The unemployment rate among people with a disability remains more than double the number of people without a disability. Outlook wants to raise the flag in October as its National Disability Employment Awareness Month (NDEAM) and National Meet the Blind month. 

Statistics on employment of people who have lost or have declining vision remain alarming. In December 2013, 36 percent of blind and visually impaired individuals between the ages of 16 and 64 participated in the workforce, compared to 72 percent of people without a disability in the same age group. By April 2017,  job opportunities for the blind and visually impaired rose to just 39 percent.

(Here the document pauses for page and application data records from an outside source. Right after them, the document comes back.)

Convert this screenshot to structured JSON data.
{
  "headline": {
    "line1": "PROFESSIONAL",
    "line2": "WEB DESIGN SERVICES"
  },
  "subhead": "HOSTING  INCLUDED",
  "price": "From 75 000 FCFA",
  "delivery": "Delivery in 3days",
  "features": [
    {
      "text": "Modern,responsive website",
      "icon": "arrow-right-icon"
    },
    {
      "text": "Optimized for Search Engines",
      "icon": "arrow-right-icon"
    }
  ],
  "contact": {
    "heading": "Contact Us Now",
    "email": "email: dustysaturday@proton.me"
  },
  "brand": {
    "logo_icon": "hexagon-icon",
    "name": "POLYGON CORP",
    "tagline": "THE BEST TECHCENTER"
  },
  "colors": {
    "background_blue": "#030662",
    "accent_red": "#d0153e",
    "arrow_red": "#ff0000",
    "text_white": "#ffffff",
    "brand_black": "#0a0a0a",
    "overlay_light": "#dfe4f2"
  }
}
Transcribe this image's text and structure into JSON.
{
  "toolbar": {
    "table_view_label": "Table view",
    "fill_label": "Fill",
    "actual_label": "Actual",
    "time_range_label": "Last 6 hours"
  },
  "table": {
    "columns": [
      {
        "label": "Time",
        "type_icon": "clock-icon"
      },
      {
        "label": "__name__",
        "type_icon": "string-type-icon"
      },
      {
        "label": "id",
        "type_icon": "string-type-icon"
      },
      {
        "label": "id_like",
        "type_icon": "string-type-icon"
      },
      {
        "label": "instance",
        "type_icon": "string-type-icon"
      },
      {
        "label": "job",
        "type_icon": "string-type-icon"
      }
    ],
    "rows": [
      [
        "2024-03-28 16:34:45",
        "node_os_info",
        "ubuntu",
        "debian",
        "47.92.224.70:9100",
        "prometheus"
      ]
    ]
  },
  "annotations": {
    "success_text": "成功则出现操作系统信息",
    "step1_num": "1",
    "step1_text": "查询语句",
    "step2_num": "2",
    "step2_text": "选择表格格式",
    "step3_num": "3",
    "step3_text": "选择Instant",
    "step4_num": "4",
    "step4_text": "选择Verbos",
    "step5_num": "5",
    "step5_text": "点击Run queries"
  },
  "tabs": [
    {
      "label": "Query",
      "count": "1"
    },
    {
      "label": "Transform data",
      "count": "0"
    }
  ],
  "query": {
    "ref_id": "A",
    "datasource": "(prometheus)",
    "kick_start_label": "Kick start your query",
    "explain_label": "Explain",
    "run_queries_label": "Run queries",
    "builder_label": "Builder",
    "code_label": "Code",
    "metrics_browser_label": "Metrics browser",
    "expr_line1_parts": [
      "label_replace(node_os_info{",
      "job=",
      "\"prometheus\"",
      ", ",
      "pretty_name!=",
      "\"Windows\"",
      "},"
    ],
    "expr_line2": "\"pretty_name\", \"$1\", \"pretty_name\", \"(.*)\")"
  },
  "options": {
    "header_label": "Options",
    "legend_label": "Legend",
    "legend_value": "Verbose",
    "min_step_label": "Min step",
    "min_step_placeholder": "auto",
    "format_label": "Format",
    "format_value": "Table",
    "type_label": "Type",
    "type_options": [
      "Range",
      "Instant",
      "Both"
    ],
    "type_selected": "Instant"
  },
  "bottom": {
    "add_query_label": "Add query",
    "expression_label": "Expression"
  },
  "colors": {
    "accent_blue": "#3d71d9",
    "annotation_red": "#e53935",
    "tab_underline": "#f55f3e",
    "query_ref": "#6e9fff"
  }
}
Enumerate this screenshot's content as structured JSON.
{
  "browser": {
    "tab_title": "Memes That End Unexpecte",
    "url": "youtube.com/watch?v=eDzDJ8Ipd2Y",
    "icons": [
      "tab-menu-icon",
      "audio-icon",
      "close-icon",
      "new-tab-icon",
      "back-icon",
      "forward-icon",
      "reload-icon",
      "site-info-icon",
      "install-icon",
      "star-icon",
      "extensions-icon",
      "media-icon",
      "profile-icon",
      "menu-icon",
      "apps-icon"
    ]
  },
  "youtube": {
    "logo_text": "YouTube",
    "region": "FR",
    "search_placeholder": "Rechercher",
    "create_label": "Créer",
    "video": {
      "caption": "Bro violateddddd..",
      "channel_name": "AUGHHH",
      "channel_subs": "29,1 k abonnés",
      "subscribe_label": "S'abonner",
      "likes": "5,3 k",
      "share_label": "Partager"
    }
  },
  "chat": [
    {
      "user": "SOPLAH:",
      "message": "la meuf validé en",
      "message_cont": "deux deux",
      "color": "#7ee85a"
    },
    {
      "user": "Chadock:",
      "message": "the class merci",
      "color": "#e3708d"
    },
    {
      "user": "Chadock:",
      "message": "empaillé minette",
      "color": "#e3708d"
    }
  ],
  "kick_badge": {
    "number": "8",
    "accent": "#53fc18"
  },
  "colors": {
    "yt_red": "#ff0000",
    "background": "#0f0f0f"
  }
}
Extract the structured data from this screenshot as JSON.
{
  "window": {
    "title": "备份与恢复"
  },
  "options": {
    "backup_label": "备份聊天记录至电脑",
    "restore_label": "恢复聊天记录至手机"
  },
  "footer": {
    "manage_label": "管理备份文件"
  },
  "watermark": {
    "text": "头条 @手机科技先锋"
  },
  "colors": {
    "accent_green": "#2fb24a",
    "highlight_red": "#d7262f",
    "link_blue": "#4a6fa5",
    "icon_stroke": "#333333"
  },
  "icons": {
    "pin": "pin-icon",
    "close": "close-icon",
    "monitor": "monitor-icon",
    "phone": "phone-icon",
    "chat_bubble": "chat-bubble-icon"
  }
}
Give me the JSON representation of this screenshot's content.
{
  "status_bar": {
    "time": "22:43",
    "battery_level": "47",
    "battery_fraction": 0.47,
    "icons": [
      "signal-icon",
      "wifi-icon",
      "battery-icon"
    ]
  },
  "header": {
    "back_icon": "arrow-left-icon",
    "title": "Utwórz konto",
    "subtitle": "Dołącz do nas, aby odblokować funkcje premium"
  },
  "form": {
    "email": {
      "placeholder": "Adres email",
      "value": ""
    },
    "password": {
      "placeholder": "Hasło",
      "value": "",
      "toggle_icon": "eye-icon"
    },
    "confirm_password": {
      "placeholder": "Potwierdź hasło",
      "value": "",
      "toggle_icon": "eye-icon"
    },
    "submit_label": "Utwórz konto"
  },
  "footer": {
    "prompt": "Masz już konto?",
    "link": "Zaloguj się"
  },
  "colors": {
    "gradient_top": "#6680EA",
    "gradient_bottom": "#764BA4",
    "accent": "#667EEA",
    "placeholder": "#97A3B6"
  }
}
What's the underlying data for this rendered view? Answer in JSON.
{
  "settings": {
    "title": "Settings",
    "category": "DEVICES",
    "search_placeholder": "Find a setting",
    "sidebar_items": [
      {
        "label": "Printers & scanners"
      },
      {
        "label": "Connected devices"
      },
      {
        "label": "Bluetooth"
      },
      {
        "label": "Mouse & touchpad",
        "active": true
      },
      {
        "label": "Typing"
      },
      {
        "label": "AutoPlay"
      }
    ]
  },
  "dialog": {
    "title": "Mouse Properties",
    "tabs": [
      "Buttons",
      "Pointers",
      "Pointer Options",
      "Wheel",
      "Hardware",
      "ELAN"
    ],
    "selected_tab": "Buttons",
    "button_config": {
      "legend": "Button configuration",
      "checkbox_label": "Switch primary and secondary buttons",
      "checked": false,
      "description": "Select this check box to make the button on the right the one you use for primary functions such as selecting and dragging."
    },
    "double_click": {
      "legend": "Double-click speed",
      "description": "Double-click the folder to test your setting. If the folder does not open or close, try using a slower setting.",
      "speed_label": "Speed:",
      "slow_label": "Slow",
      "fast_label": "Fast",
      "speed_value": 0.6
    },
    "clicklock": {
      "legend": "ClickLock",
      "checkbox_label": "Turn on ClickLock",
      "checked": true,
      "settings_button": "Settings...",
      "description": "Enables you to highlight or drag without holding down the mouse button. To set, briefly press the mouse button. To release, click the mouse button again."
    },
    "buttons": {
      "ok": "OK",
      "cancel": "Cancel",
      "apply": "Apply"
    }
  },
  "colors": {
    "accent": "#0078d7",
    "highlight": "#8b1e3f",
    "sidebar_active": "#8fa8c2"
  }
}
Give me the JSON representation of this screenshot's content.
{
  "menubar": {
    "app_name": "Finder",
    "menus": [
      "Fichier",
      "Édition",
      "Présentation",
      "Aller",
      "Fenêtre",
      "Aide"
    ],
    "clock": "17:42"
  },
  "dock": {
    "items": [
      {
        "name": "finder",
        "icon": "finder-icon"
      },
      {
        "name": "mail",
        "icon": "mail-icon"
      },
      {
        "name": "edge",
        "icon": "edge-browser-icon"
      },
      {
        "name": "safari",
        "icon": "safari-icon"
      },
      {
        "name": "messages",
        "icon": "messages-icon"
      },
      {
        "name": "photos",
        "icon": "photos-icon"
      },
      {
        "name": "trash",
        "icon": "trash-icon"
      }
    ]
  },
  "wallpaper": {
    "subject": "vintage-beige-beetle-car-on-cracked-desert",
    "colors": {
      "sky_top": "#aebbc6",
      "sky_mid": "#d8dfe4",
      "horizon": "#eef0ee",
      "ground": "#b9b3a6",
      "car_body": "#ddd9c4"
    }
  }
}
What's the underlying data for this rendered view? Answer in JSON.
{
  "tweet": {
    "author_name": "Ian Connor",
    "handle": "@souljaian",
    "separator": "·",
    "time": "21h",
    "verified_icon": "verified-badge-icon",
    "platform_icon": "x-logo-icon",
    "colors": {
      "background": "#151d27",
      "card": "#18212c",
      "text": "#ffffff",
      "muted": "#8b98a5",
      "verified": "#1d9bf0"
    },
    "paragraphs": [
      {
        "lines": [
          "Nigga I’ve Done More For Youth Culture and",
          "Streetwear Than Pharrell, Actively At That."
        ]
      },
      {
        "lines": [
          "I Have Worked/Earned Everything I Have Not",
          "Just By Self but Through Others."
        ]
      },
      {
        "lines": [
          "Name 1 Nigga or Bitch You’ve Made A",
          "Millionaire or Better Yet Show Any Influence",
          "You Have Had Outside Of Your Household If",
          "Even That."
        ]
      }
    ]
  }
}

The NDEAM 2019 theme, “The Right Talent, Right Now,” brings awareness to businesses of the untapped labor pool of individuals with disabilities. In addition to performing work at the same level as their peers without disabilities, disabled individuals bring employers new insight on creative problem solving. 

Individuals with disabilities offer employers diverse perspectives on how to tackle challenges and achieve success,” U.S. Secretary of Labor, Alexander Acosta said in the NDEAM press release.

With today’s awareness and technology advancements, blind workers can choose from a much broader array of job opportunities for the blind. Businesses can also make accommodations with much lower costs and effort.

How to make a workplace accessible depends on the field. In STEM fields, information may need to be presented in a linear or tactile way. For educators, it may be having a specific way to submit assignments or requesting the same classroom every semester. For fields based more in communications or administrative work, adaptations may be as simple as a few Braille dots on a phone keypad or using screen-reading or magnification software on a computer.

Visual impairment doesn’t always mean completely blind. Digital magnifiers, magnification software and modified display settings on a computer make it possible for low vision workers to easily complete office tasks. High contrast flooring — with darker floor covering along wall edges and textured flooring at intersections — allow independent navigation throughout the building. Keeping equipment and supplies organized helps blind workers — and all employees - efficiently find what they need.

Employers can help visually impaired workers overcome traveling challenges. In larger cities, public transit might be the cheapest, fastest, or most convenient option. Carpooling and ride share services such as Uber or Lyft are also options. In some cases, employees work remotely.

Businesses should understand that not all blind job candidates — especially those who became blind later in life — can read Braille. Technology advances in screen-reading and dictation software, are often available at no cost, allow companies to more easily accommodate blind professionals.

Outlook Business Solutions has job opportunities for the blind. We employ people with vision loss as copywriters, graphic designers, and customer care specialists. Blind individuals hold successful manufacturing, accounting, and IT careers at our sister organizations – Outlook Nebraska and Outlook Enrichment. Call 402.614.331 for more information about how your business can employ someone with limited vision.